Change seldom comes with warning but is always expected in the technology sector. 2011 brought us a new chief at Apple, HP having decided to spin off its PC business, Motorola being sold to Google and the loss of another woman tech leader after Carol Bartz’s high profile Yahoo! exit. In the meantime, social media applications have helped the world keep an eye on big change in the Middle East.
Also no stranger to changes of late, Rupert Murdoch once said that “the world is changing very fast and that the big will not beat small anymore. It will be the fast beating the slow.” This certainly applies to the role of the screen.
No such thing as a TV anymore?
Time Warner’s Chairman and CEO, Glenn Britt caused a stir this year by casually (and publicly) signalling the beginning of a new era where content is more important than how we view it, “There’s no such thing as a TV anymore.” It’s not a fatalistic remark, however. It is a heads up for the business of providing content. EU and worldwide policy makers are not free of the associated challenges. The management of copyright and rights clearance is a task that won’t get easier for business or policymakers. Streamlining will require effort that is widely seen as needed for Europe’s ever-modernizing single market.

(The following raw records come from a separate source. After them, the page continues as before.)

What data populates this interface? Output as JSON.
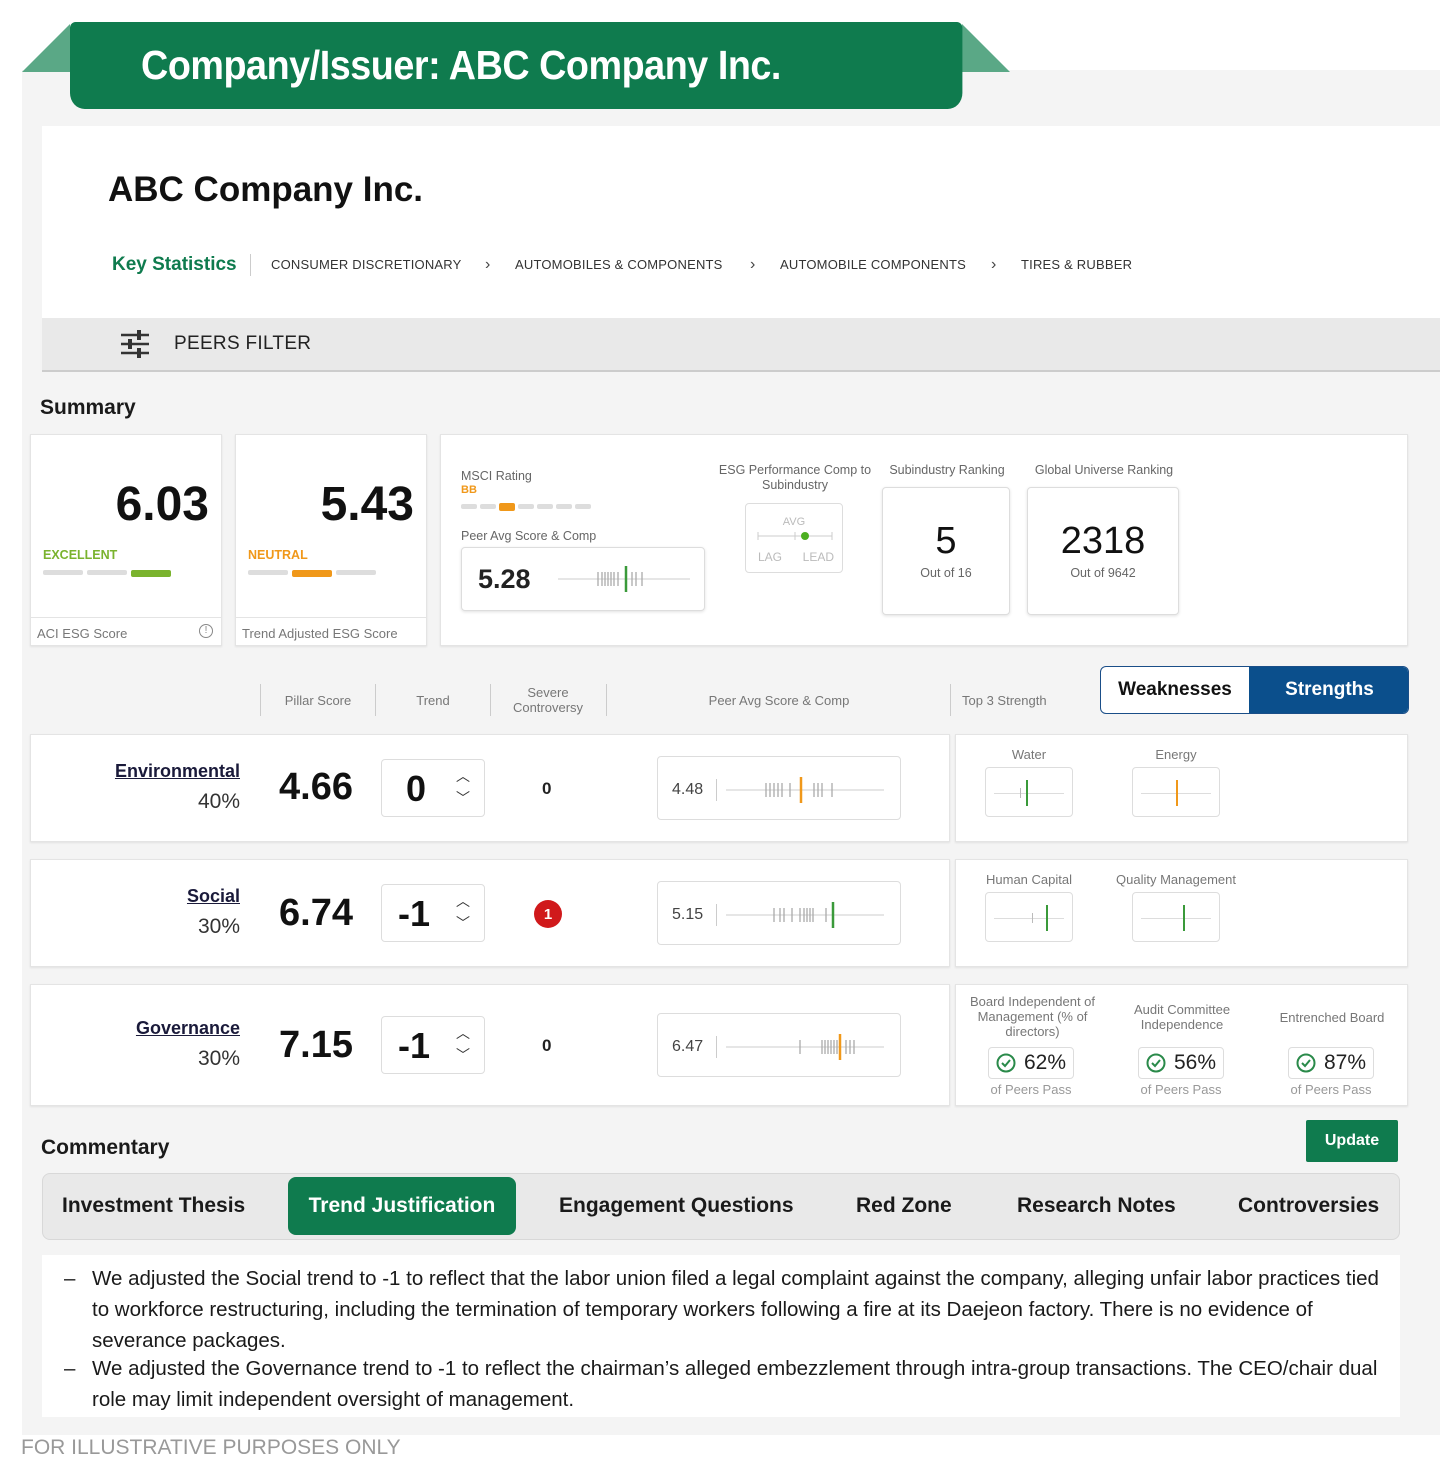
{
  "banner": {
    "title": "Company/Issuer: ABC Company Inc."
  },
  "company": {
    "name": "ABC Company Inc.",
    "key_stats_label": "Key Statistics",
    "breadcrumb": [
      "CONSUMER DISCRETIONARY",
      "AUTOMOBILES & COMPONENTS",
      "AUTOMOBILE COMPONENTS",
      "TIRES & RUBBER"
    ]
  },
  "peers_filter": {
    "label": "PEERS FILTER",
    "icon": "sliders-icon"
  },
  "summary": {
    "title": "Summary",
    "aci": {
      "score": "6.03",
      "band": "EXCELLENT",
      "label": "ACI ESG Score",
      "band_color": "#7ab32e",
      "level_of_4": 4
    },
    "trend_adjusted": {
      "score": "5.43",
      "band": "NEUTRAL",
      "label": "Trend Adjusted ESG Score",
      "band_color": "#f0981a",
      "level_of_4": 3
    },
    "msci": {
      "label": "MSCI Rating",
      "rating": "BB",
      "rating_color": "#f0981a",
      "level_of_7": 3
    },
    "peer_avg": {
      "label": "Peer Avg Score & Comp",
      "value": "5.28"
    },
    "esg_perf": {
      "label": "ESG Performance Comp to Subindustry",
      "avg": "AVG",
      "lag": "LAG",
      "lead": "LEAD"
    },
    "subindustry_rank": {
      "label": "Subindustry Ranking",
      "value": "5",
      "sub": "Out of 16"
    },
    "global_rank": {
      "label": "Global Universe Ranking",
      "value": "2318",
      "sub": "Out of 9642"
    }
  },
  "pillars_header": {
    "pillar_score": "Pillar Score",
    "trend": "Trend",
    "severe_controversy": "Severe Controversy",
    "peer_avg": "Peer Avg Score & Comp",
    "top3": "Top 3 Strength",
    "toggle": {
      "weaknesses": "Weaknesses",
      "strengths": "Strengths",
      "active": "strengths"
    }
  },
  "pillars": [
    {
      "name": "Environmental",
      "weight": "40%",
      "score": "4.66",
      "trend": "0",
      "controversy": "0",
      "peer_avg": "4.48",
      "strengths": [
        {
          "label": "Water",
          "color": "#3a9a3a"
        },
        {
          "label": "Energy",
          "color": "#f0981a"
        }
      ]
    },
    {
      "name": "Social",
      "weight": "30%",
      "score": "6.74",
      "trend": "-1",
      "controversy": "1",
      "peer_avg": "5.15",
      "strengths": [
        {
          "label": "Human Capital",
          "color": "#3a9a3a"
        },
        {
          "label": "Quality Management",
          "color": "#3a9a3a"
        }
      ]
    },
    {
      "name": "Governance",
      "weight": "30%",
      "score": "7.15",
      "trend": "-1",
      "controversy": "0",
      "peer_avg": "6.47",
      "strengths": [
        {
          "label": "Board Independent of Management (% of directors)",
          "value": "62%",
          "sub": "of Peers Pass"
        },
        {
          "label": "Audit Committee Independence",
          "value": "56%",
          "sub": "of Peers Pass"
        },
        {
          "label": "Entrenched Board",
          "value": "87%",
          "sub": "of Peers Pass"
        }
      ]
    }
  ],
  "commentary": {
    "title": "Commentary",
    "update_label": "Update",
    "tabs": [
      "Investment Thesis",
      "Trend Justification",
      "Engagement Questions",
      "Red Zone",
      "Research Notes",
      "Controversies"
    ],
    "active_tab": "Trend Justification",
    "bullets": [
      "We adjusted the Social trend to -1 to reflect that the labor union filed a legal complaint against the company, alleging unfair labor practices tied to workforce restructuring, including the termination of temporary workers following a fire at its Daejeon factory. There is no evidence of severance packages.",
      "We adjusted the Governance trend to -1 to reflect the chairman’s alleged embezzlement through intra-group transactions. The CEO/chair dual role may limit independent oversight of management."
    ]
  },
  "footer": {
    "disclaimer": "FOR ILLUSTRATIVE PURPOSES ONLY"
  }
}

I want it all, I want it now
tvThe number of devices is increasing. If you’re not watching a video clip on YouTube from your laptop, you might be checking the news on your handheld device or sending a tweet on your iPad – all with the TV on. We access content daily without thinking twice about the devices we’re using. Content passes through an increasing number of devices much more easily than in the past. Once a buzzword, convergence is something that consumers simply expect. It’s why cable providers are integrating their video services through broadband access, iPads and PCs.